__Required action__: Locate each line of the material that contains "JSON", then return it.

■ ■ ■ ■

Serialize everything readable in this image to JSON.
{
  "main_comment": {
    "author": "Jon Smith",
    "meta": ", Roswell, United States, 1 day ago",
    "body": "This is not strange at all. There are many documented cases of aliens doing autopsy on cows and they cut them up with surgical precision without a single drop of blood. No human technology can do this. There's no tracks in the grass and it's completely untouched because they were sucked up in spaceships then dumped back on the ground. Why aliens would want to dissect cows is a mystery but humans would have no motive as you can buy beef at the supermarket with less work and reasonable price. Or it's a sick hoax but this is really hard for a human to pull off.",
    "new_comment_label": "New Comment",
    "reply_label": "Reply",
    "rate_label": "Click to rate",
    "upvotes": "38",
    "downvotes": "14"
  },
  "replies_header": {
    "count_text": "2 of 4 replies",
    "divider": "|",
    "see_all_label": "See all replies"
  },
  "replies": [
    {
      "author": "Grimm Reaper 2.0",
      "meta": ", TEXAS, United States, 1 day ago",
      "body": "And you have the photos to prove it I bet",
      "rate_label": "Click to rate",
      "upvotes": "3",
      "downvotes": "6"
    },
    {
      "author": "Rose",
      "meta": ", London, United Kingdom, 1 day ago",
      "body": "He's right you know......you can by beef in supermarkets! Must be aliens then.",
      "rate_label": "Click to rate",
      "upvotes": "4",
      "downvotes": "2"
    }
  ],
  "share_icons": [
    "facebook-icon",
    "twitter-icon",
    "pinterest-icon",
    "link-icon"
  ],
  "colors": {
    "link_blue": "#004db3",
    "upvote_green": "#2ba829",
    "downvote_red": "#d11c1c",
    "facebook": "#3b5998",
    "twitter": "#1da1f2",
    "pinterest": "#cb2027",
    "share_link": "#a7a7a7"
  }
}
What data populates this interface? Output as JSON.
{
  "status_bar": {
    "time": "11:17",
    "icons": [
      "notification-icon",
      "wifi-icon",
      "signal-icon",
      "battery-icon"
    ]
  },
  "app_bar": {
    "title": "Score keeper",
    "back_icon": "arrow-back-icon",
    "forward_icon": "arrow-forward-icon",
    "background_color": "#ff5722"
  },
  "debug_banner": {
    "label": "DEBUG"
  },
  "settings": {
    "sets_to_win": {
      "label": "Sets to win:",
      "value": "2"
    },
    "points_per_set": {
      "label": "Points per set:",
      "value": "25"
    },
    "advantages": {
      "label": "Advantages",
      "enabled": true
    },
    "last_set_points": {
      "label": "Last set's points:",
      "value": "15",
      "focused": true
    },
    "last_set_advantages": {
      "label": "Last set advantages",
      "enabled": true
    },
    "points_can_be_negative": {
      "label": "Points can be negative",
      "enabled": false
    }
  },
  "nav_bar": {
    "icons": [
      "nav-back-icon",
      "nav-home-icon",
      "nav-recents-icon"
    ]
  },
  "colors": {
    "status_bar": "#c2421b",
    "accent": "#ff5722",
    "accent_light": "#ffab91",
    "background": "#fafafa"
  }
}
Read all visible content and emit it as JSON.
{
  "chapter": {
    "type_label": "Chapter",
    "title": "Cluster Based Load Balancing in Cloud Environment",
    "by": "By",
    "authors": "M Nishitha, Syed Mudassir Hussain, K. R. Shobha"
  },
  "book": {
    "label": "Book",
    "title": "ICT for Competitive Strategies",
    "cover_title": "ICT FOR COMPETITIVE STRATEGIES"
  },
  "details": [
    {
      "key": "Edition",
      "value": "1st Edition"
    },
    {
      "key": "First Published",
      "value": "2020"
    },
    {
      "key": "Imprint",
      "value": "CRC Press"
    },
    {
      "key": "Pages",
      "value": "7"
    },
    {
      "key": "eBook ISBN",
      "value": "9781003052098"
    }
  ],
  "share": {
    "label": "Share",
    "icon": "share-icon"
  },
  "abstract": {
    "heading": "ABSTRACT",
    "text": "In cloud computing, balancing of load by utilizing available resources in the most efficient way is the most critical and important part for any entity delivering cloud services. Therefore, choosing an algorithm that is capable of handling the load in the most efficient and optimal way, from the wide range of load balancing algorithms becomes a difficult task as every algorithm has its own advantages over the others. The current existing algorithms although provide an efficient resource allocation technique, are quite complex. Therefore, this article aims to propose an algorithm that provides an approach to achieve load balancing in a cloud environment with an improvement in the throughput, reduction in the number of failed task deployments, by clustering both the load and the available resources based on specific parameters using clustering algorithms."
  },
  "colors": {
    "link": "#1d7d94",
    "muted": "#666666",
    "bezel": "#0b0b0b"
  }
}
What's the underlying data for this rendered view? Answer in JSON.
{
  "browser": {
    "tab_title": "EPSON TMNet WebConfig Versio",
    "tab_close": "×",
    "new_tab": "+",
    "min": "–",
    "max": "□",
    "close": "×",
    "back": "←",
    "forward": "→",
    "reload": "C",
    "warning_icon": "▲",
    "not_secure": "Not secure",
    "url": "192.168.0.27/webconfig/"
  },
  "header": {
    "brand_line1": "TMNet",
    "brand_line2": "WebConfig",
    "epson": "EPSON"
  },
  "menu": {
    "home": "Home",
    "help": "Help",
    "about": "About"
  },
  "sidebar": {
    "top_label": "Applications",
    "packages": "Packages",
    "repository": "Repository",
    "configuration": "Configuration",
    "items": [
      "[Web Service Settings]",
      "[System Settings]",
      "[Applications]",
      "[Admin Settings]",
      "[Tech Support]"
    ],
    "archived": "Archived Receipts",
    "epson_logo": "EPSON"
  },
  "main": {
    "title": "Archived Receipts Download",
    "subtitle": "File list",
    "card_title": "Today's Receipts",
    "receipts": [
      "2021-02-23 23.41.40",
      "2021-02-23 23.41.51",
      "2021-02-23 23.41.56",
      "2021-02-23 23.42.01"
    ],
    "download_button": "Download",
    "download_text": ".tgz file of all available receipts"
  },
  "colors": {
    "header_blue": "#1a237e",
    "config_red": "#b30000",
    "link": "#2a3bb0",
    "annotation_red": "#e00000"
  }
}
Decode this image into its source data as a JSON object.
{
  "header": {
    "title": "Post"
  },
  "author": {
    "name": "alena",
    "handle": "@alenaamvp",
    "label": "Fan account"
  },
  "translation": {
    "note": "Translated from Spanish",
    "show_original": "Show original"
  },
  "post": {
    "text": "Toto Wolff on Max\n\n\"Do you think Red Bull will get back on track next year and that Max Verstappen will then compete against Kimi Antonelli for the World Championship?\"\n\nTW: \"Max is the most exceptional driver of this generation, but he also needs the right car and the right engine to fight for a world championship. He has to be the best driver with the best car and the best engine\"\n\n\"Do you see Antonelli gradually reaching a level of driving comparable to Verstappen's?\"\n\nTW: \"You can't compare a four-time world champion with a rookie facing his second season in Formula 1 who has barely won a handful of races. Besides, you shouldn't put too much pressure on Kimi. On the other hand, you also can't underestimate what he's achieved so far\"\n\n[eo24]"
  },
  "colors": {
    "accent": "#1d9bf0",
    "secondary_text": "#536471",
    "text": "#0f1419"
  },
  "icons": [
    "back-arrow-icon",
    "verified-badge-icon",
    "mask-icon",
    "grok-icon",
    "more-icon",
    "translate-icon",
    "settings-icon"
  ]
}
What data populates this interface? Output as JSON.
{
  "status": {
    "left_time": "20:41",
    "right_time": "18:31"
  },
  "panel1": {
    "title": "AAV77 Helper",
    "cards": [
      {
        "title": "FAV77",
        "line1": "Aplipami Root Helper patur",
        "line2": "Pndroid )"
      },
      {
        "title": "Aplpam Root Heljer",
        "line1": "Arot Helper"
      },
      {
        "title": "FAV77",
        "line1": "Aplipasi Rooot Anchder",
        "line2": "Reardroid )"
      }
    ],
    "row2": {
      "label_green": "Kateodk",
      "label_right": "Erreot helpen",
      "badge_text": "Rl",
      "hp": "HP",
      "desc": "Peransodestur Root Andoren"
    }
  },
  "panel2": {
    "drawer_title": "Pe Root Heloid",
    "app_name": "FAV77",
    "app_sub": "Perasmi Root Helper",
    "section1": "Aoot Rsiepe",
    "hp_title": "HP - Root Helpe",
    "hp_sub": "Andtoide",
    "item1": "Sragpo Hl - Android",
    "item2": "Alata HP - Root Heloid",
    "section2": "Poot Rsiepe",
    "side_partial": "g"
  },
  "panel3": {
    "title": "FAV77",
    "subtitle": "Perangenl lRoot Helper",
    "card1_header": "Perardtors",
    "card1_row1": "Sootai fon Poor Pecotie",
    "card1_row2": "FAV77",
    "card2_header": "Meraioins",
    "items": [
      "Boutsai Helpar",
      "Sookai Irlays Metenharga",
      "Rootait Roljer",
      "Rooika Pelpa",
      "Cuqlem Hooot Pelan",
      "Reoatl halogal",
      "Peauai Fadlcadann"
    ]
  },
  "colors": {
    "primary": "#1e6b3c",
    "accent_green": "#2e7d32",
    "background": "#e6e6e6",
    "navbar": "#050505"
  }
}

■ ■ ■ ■

__Output__:
Serialize everything readable in this image to JSON.
What data populates this interface? Output as JSON.
Read all visible content and emit it as JSON.
What's the underlying data for this rendered view? Answer in JSON.
Decode this image into its source data as a JSON object.
What data populates this interface? Output as JSON.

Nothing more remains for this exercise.